Last night I attended a very good talk in Bilbao, Spain, by Félix Goñi, biochemist, and Joseba Zubia, physicist, at the University of País Vasco, on the topic of cellphone radiation. It was moderated by Luis Alfonso Gámez, member of the local Círculo Escéptico and head of CFI Spain. Interested spanish speakers can read a short article HERE.
The information they gave paralleled perfectly with what I recall reading in physicist Robert Park’s wonderful book Voodoo Science. Namely, that the power of electromagnetic radiation is inversely proportional to its wavelength, and that cellphone radiation is actually of longer wavelength and hence lower power than even visible light. As such it is incapable of breaking chemical bonds, and in particular incapable of causing mutations in DNA and hence cancer. All such radiation can do is to cause heating. This is the same sort of radiation (but at orders of magnitude lower intensity) as that of terrestrial radio or TV.

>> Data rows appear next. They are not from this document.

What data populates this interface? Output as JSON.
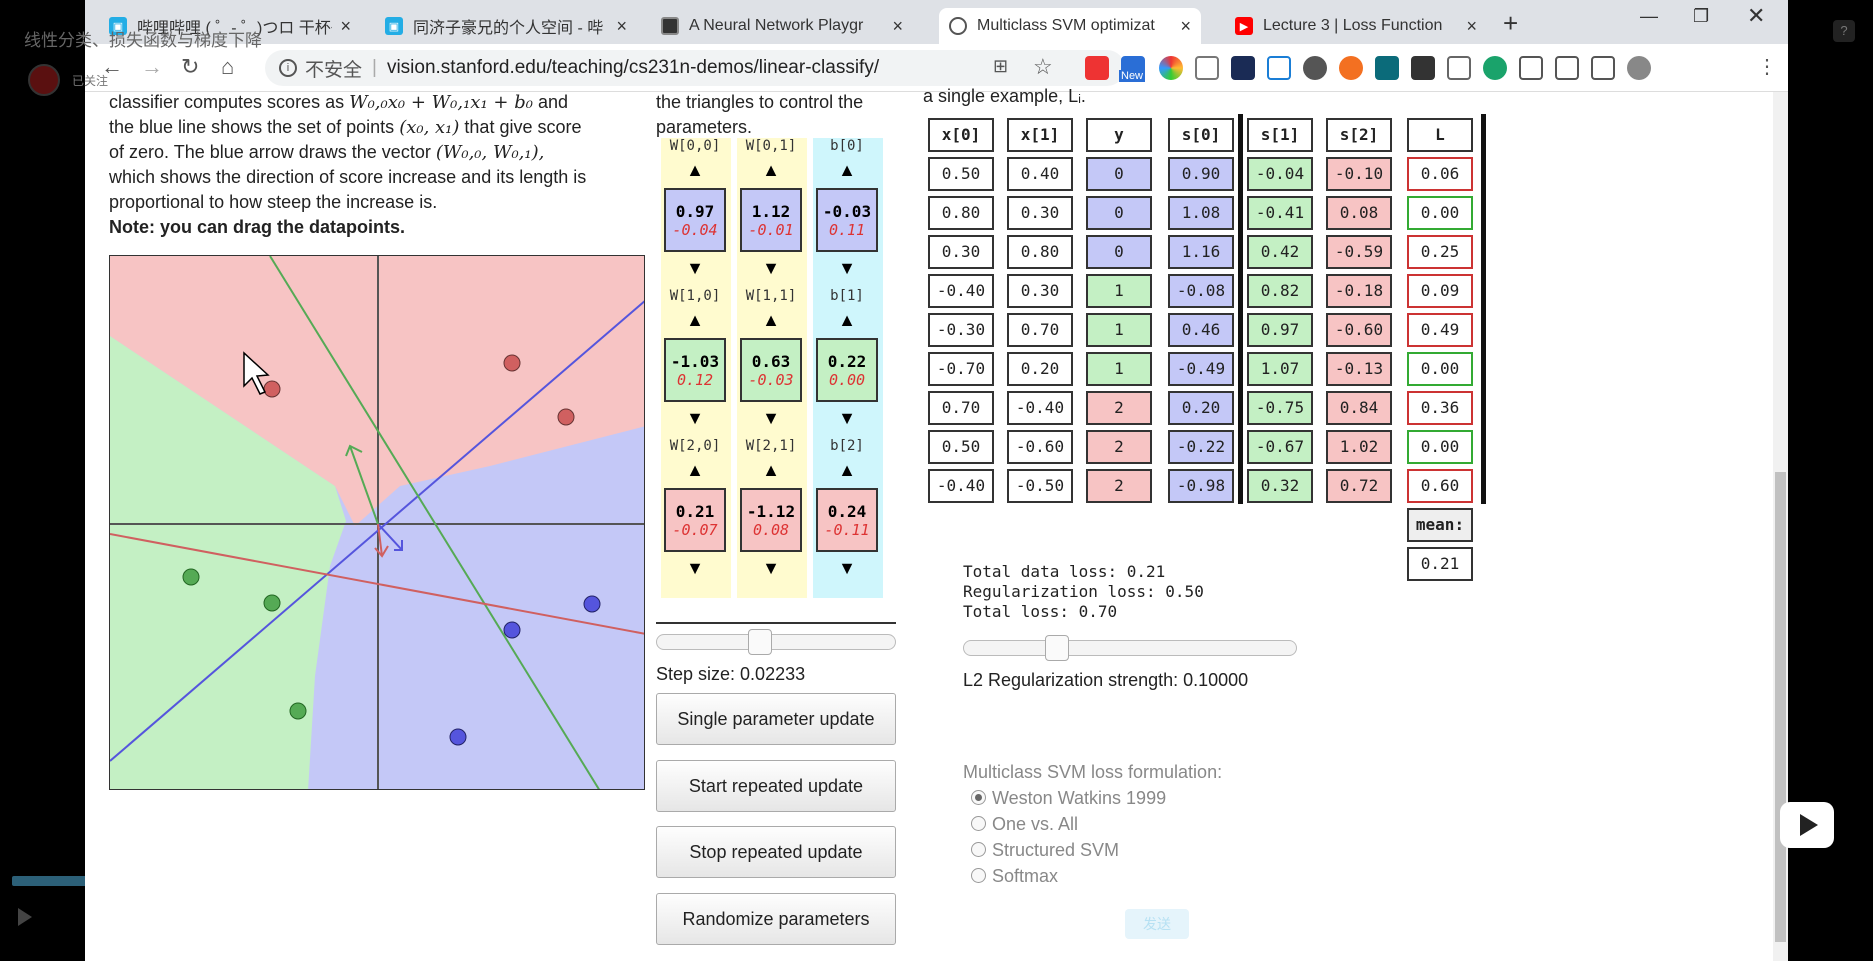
{
  "overlay": {
    "title": "线性分类、损失函数与梯度下降",
    "follow": "已关注",
    "help": "?"
  },
  "tabs": [
    {
      "label": "哔哩哔哩 ( ゜- ゜)つロ 干杯~",
      "close": "×"
    },
    {
      "label": "同济子豪兄的个人空间 - 哔",
      "close": "×"
    },
    {
      "label": "A Neural Network Playgr",
      "close": "×"
    },
    {
      "label": "Multiclass SVM optimizat",
      "close": "×"
    },
    {
      "label": "Lecture 3 | Loss Function",
      "close": "×"
    }
  ],
  "toolbar": {
    "insecure": "不安全",
    "url": "vision.stanford.edu/teaching/cs231n-demos/linear-classify/",
    "new_badge": "New"
  },
  "description": {
    "line1a": "classifier computes scores as ",
    "m1": "W₀,₀x₀ + W₀,₁x₁ + b₀",
    "line1b": " and",
    "line2a": "the blue line shows the set of points ",
    "m2": "(x₀, x₁)",
    "line2b": " that give score",
    "line3a": "of zero. The blue arrow draws the vector ",
    "m3": "(W₀,₀, W₀,₁),",
    "line4": "which shows the direction of score increase and its length is",
    "line5": "proportional to how steep the increase is.",
    "note": "Note: you can drag the datapoints."
  },
  "controls_intro": {
    "line1": "the triangles to control the",
    "line2": "parameters."
  },
  "params": [
    {
      "label": "W[0,0]",
      "value": "0.97",
      "grad": "-0.04",
      "color": "#c4c8f7"
    },
    {
      "label": "W[0,1]",
      "value": "1.12",
      "grad": "-0.01",
      "color": "#c4c8f7"
    },
    {
      "label": "b[0]",
      "value": "-0.03",
      "grad": "0.11",
      "color": "#c4c8f7"
    },
    {
      "label": "W[1,0]",
      "value": "-1.03",
      "grad": "0.12",
      "color": "#c4f0c4"
    },
    {
      "label": "W[1,1]",
      "value": "0.63",
      "grad": "-0.03",
      "color": "#c4f0c4"
    },
    {
      "label": "b[1]",
      "value": "0.22",
      "grad": "0.00",
      "color": "#c4f0c4"
    },
    {
      "label": "W[2,0]",
      "value": "0.21",
      "grad": "-0.07",
      "color": "#f7c4c4"
    },
    {
      "label": "W[2,1]",
      "value": "-1.12",
      "grad": "0.08",
      "color": "#f7c4c4"
    },
    {
      "label": "b[2]",
      "value": "0.24",
      "grad": "-0.11",
      "color": "#f7c4c4"
    }
  ],
  "triangles": {
    "up": "▲",
    "down": "▼"
  },
  "step": {
    "label": "Step size: 0.02233",
    "level": 0.42
  },
  "buttons": {
    "single": "Single parameter update",
    "start": "Start repeated update",
    "stop": "Stop repeated update",
    "randomize": "Randomize parameters"
  },
  "loss_header": "a single example, Lᵢ.",
  "table": {
    "headers": [
      "x[0]",
      "x[1]",
      "y",
      "s[0]",
      "s[1]",
      "s[2]",
      "L"
    ],
    "rows": [
      [
        "0.50",
        "0.40",
        "0",
        "0.90",
        "-0.04",
        "-0.10",
        "0.06"
      ],
      [
        "0.80",
        "0.30",
        "0",
        "1.08",
        "-0.41",
        "0.08",
        "0.00"
      ],
      [
        "0.30",
        "0.80",
        "0",
        "1.16",
        "0.42",
        "-0.59",
        "0.25"
      ],
      [
        "-0.40",
        "0.30",
        "1",
        "-0.08",
        "0.82",
        "-0.18",
        "0.09"
      ],
      [
        "-0.30",
        "0.70",
        "1",
        "0.46",
        "0.97",
        "-0.60",
        "0.49"
      ],
      [
        "-0.70",
        "0.20",
        "1",
        "-0.49",
        "1.07",
        "-0.13",
        "0.00"
      ],
      [
        "0.70",
        "-0.40",
        "2",
        "0.20",
        "-0.75",
        "0.84",
        "0.36"
      ],
      [
        "0.50",
        "-0.60",
        "2",
        "-0.22",
        "-0.67",
        "1.02",
        "0.00"
      ],
      [
        "-0.40",
        "-0.50",
        "2",
        "-0.98",
        "0.32",
        "0.72",
        "0.60"
      ]
    ],
    "mean_label": "mean:",
    "mean_value": "0.21"
  },
  "loss": {
    "data": "Total data loss: 0.21",
    "reg": "Regularization loss: 0.50",
    "total": "Total loss: 0.70"
  },
  "reg_slider": {
    "label": "L2 Regularization strength: 0.10000",
    "level": 0.26
  },
  "formulation": {
    "title": "Multiclass SVM loss formulation:",
    "options": [
      "Weston Watkins 1999",
      "One vs. All",
      "Structured SVM",
      "Softmax"
    ],
    "selected": 0
  },
  "send_label": "发送",
  "colors": {
    "class0": "#c4c8f7",
    "class1": "#c4f0c4",
    "class2": "#f7c4c4",
    "grad": "#d33"
  }
}
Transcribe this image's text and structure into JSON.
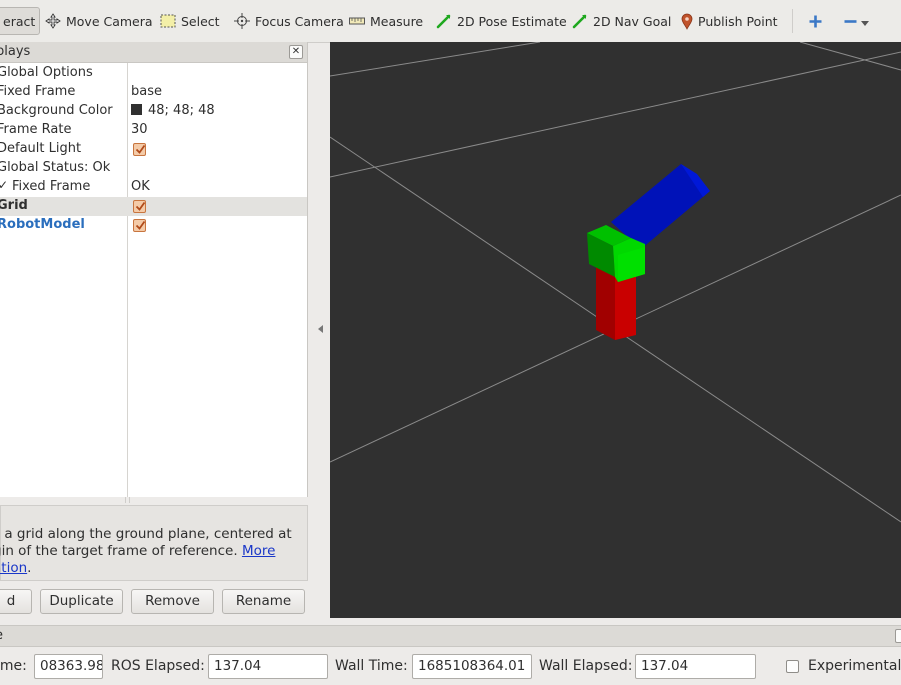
{
  "toolbar": {
    "items": [
      {
        "label": "eract",
        "icon": "interact-icon"
      },
      {
        "label": "Move Camera",
        "icon": "move-camera-icon"
      },
      {
        "label": "Select",
        "icon": "select-icon"
      },
      {
        "label": "Focus Camera",
        "icon": "focus-camera-icon"
      },
      {
        "label": "Measure",
        "icon": "measure-icon"
      },
      {
        "label": "2D Pose Estimate",
        "icon": "pose-estimate-icon"
      },
      {
        "label": "2D Nav Goal",
        "icon": "nav-goal-icon"
      },
      {
        "label": "Publish Point",
        "icon": "publish-point-icon"
      }
    ],
    "add_icon": "plus-icon",
    "remove_icon": "minus-icon",
    "dropdown_icon": "chevron-down-icon"
  },
  "displays": {
    "title": "plays",
    "rows": [
      {
        "name": "Global Options",
        "value": ""
      },
      {
        "name": "Fixed Frame",
        "value": "base"
      },
      {
        "name": "Background Color",
        "value": "48; 48; 48"
      },
      {
        "name": "Frame Rate",
        "value": "30"
      },
      {
        "name": "Default Light",
        "value": "checked"
      },
      {
        "name": "Global Status: Ok",
        "value": ""
      },
      {
        "name": "Fixed Frame",
        "value": "OK"
      },
      {
        "name": "Grid",
        "value": "checked"
      },
      {
        "name": "RobotModel",
        "value": "checked"
      }
    ],
    "background_color_hex": "#303030"
  },
  "description": {
    "text": "s a grid along the ground plane, centered at\ngin of the target frame of reference. ",
    "link_text_1": "More",
    "link_text_2": "ation"
  },
  "buttons": {
    "add": "d",
    "duplicate": "Duplicate",
    "remove": "Remove",
    "rename": "Rename"
  },
  "time": {
    "title": "e",
    "ros_time_label": "ime:",
    "ros_time_value": "08363.98",
    "ros_elapsed_label": "ROS Elapsed:",
    "ros_elapsed_value": "137.04",
    "wall_time_label": "Wall Time:",
    "wall_time_value": "1685108364.01",
    "wall_elapsed_label": "Wall Elapsed:",
    "wall_elapsed_value": "137.04",
    "experimental_label": "Experimental"
  },
  "colors": {
    "viewport_bg": "#303030",
    "grid_line": "#a0a0a0",
    "link_red": "#b00000",
    "link_green": "#00a800",
    "link_blue": "#0a14c8",
    "checkbox_orange": "#e07a3a"
  }
}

The regulations for these towers are keyed off of a maximum power, which is sufficient to cause a 1º celsius change in a human body. Then there is a correction factor of 50-100x, to account for the fact that there might be children, the elderly or infirm affected by such radiation. (The sun is capable of much greater changes in temperature on a sunny day). Added to that is the fact that most of us are quite distant from such cellphone towers, and we can see that there is no cause for alarm. Neither is there cause for alarm from cellphone handsets, since once again the radiation involved is only capable of heating and not of breaking chemical bonds.
Reaction from the audience was dismayingly fierce, as many had clearly made up their minds that various illnesses they suffer from were due to cellphone towers in their neighborhood. They were not going to be convinced otherwise, no matter the evidence. Gámez allowed them their time, which was frustrating for those of us inherently opposed to gratuitous insults of eminent scientists and displays of scientific illiteracy, however in the long run it was for the best.